• [Provided records]
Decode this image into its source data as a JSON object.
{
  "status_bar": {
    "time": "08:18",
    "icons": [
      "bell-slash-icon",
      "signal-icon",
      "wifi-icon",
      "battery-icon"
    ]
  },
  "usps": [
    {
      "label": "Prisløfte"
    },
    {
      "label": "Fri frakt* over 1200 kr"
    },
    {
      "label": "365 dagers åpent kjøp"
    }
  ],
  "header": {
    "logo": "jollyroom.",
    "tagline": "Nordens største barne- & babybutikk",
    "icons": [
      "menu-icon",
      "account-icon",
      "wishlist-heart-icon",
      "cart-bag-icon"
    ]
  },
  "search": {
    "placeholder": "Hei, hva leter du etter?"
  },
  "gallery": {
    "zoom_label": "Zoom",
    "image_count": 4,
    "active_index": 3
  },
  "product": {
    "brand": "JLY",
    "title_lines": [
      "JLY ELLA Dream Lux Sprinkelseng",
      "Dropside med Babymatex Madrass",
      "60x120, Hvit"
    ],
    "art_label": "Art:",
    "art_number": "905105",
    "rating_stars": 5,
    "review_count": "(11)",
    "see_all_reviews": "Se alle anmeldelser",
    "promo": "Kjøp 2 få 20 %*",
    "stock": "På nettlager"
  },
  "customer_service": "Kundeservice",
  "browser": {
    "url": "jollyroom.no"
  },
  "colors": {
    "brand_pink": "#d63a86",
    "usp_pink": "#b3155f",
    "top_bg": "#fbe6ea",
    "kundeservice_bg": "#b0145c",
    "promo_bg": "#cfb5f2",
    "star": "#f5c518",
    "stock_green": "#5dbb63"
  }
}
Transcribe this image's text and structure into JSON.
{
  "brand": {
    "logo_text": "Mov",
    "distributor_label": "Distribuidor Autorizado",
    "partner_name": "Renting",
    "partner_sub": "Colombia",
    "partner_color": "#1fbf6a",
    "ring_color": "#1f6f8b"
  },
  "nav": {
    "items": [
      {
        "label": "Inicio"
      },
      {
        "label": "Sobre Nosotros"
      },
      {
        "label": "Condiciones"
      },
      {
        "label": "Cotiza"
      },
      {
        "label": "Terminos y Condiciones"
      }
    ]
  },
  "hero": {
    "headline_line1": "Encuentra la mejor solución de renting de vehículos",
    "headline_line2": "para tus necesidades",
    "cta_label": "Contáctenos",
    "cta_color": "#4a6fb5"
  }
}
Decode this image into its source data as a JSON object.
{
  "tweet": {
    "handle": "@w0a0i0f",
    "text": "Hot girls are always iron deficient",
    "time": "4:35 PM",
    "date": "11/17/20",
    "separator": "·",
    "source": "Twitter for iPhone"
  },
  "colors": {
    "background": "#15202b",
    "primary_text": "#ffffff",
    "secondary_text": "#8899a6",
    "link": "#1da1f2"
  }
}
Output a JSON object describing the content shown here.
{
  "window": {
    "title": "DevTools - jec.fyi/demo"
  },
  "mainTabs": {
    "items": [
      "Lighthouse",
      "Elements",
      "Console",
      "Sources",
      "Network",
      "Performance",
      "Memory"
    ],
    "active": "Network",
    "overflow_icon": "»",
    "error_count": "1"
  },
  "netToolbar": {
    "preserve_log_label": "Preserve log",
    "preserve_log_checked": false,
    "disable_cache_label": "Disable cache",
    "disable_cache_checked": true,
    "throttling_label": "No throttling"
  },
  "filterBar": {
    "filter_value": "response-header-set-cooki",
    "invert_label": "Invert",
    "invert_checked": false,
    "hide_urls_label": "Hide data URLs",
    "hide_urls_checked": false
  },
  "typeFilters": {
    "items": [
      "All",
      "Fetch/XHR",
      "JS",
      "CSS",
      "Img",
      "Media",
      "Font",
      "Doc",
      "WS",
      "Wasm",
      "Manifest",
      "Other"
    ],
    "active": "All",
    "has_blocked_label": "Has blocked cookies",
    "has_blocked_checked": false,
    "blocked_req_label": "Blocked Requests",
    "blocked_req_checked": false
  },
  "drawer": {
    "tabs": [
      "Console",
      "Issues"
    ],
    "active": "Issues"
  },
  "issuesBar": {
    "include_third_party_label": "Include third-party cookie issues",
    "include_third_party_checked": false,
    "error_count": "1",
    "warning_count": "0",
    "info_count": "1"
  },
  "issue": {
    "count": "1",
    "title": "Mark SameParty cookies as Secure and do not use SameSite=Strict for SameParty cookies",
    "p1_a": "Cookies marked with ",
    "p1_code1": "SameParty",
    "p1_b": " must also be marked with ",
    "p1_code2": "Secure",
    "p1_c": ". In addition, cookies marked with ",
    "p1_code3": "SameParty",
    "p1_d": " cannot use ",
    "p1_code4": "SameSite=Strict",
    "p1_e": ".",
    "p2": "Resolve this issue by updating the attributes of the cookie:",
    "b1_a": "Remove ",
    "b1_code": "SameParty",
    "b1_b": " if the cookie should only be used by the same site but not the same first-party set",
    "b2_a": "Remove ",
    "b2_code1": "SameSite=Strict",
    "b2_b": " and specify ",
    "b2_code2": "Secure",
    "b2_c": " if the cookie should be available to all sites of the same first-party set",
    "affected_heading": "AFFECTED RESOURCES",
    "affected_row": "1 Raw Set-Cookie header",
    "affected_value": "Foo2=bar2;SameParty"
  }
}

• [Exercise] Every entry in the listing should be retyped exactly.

• [Response box]
Decode this image into its source data as a JSON object.
{
  "status_bar": {
    "time": "08:18",
    "icons": [
      "bell-slash-icon",
      "signal-icon",
      "wifi-icon",
      "battery-icon"
    ]
  },
  "usps": [
    {
      "label": "Prisløfte"
    },
    {
      "label": "Fri frakt* over 1200 kr"
    },
    {
      "label": "365 dagers åpent kjøp"
    }
  ],
  "header": {
    "logo": "jollyroom.",
    "tagline": "Nordens største barne- & babybutikk",
    "icons": [
      "menu-icon",
      "account-icon",
      "wishlist-heart-icon",
      "cart-bag-icon"
    ]
  },
  "search": {
    "placeholder": "Hei, hva leter du etter?"
  },
  "gallery": {
    "zoom_label": "Zoom",
    "image_count": 4,
    "active_index": 3
  },
  "product": {
    "brand": "JLY",
    "title_lines": [
      "JLY ELLA Dream Lux Sprinkelseng",
      "Dropside med Babymatex Madrass",
      "60x120, Hvit"
    ],
    "art_label": "Art:",
    "art_number": "905105",
    "rating_stars": 5,
    "review_count": "(11)",
    "see_all_reviews": "Se alle anmeldelser",
    "promo": "Kjøp 2 få 20 %*",
    "stock": "På nettlager"
  },
  "customer_service": "Kundeservice",
  "browser": {
    "url": "jollyroom.no"
  },
  "colors": {
    "brand_pink": "#d63a86",
    "usp_pink": "#b3155f",
    "top_bg": "#fbe6ea",
    "kundeservice_bg": "#b0145c",
    "promo_bg": "#cfb5f2",
    "star": "#f5c518",
    "stock_green": "#5dbb63"
  }
}
Transcribe this image's text and structure into JSON.
{
  "brand": {
    "logo_text": "Mov",
    "distributor_label": "Distribuidor Autorizado",
    "partner_name": "Renting",
    "partner_sub": "Colombia",
    "partner_color": "#1fbf6a",
    "ring_color": "#1f6f8b"
  },
  "nav": {
    "items": [
      {
        "label": "Inicio"
      },
      {
        "label": "Sobre Nosotros"
      },
      {
        "label": "Condiciones"
      },
      {
        "label": "Cotiza"
      },
      {
        "label": "Terminos y Condiciones"
      }
    ]
  },
  "hero": {
    "headline_line1": "Encuentra la mejor solución de renting de vehículos",
    "headline_line2": "para tus necesidades",
    "cta_label": "Contáctenos",
    "cta_color": "#4a6fb5"
  }
}
Decode this image into its source data as a JSON object.
{
  "tweet": {
    "handle": "@w0a0i0f",
    "text": "Hot girls are always iron deficient",
    "time": "4:35 PM",
    "date": "11/17/20",
    "separator": "·",
    "source": "Twitter for iPhone"
  },
  "colors": {
    "background": "#15202b",
    "primary_text": "#ffffff",
    "secondary_text": "#8899a6",
    "link": "#1da1f2"
  }
}
Output a JSON object describing the content shown here.
{
  "window": {
    "title": "DevTools - jec.fyi/demo"
  },
  "mainTabs": {
    "items": [
      "Lighthouse",
      "Elements",
      "Console",
      "Sources",
      "Network",
      "Performance",
      "Memory"
    ],
    "active": "Network",
    "overflow_icon": "»",
    "error_count": "1"
  },
  "netToolbar": {
    "preserve_log_label": "Preserve log",
    "preserve_log_checked": false,
    "disable_cache_label": "Disable cache",
    "disable_cache_checked": true,
    "throttling_label": "No throttling"
  },
  "filterBar": {
    "filter_value": "response-header-set-cooki",
    "invert_label": "Invert",
    "invert_checked": false,
    "hide_urls_label": "Hide data URLs",
    "hide_urls_checked": false
  },
  "typeFilters": {
    "items": [
      "All",
      "Fetch/XHR",
      "JS",
      "CSS",
      "Img",
      "Media",
      "Font",
      "Doc",
      "WS",
      "Wasm",
      "Manifest",
      "Other"
    ],
    "active": "All",
    "has_blocked_label": "Has blocked cookies",
    "has_blocked_checked": false,
    "blocked_req_label": "Blocked Requests",
    "blocked_req_checked": false
  },
  "drawer": {
    "tabs": [
      "Console",
      "Issues"
    ],
    "active": "Issues"
  },
  "issuesBar": {
    "include_third_party_label": "Include third-party cookie issues",
    "include_third_party_checked": false,
    "error_count": "1",
    "warning_count": "0",
    "info_count": "1"
  },
  "issue": {
    "count": "1",
    "title": "Mark SameParty cookies as Secure and do not use SameSite=Strict for SameParty cookies",
    "p1_a": "Cookies marked with ",
    "p1_code1": "SameParty",
    "p1_b": " must also be marked with ",
    "p1_code2": "Secure",
    "p1_c": ". In addition, cookies marked with ",
    "p1_code3": "SameParty",
    "p1_d": " cannot use ",
    "p1_code4": "SameSite=Strict",
    "p1_e": ".",
    "p2": "Resolve this issue by updating the attributes of the cookie:",
    "b1_a": "Remove ",
    "b1_code": "SameParty",
    "b1_b": " if the cookie should only be used by the same site but not the same first-party set",
    "b2_a": "Remove ",
    "b2_code1": "SameSite=Strict",
    "b2_b": " and specify ",
    "b2_code2": "Secure",
    "b2_c": " if the cookie should be available to all sites of the same first-party set",
    "affected_heading": "AFFECTED RESOURCES",
    "affected_row": "1 Raw Set-Cookie header",
    "affected_value": "Foo2=bar2;SameParty"
  }
}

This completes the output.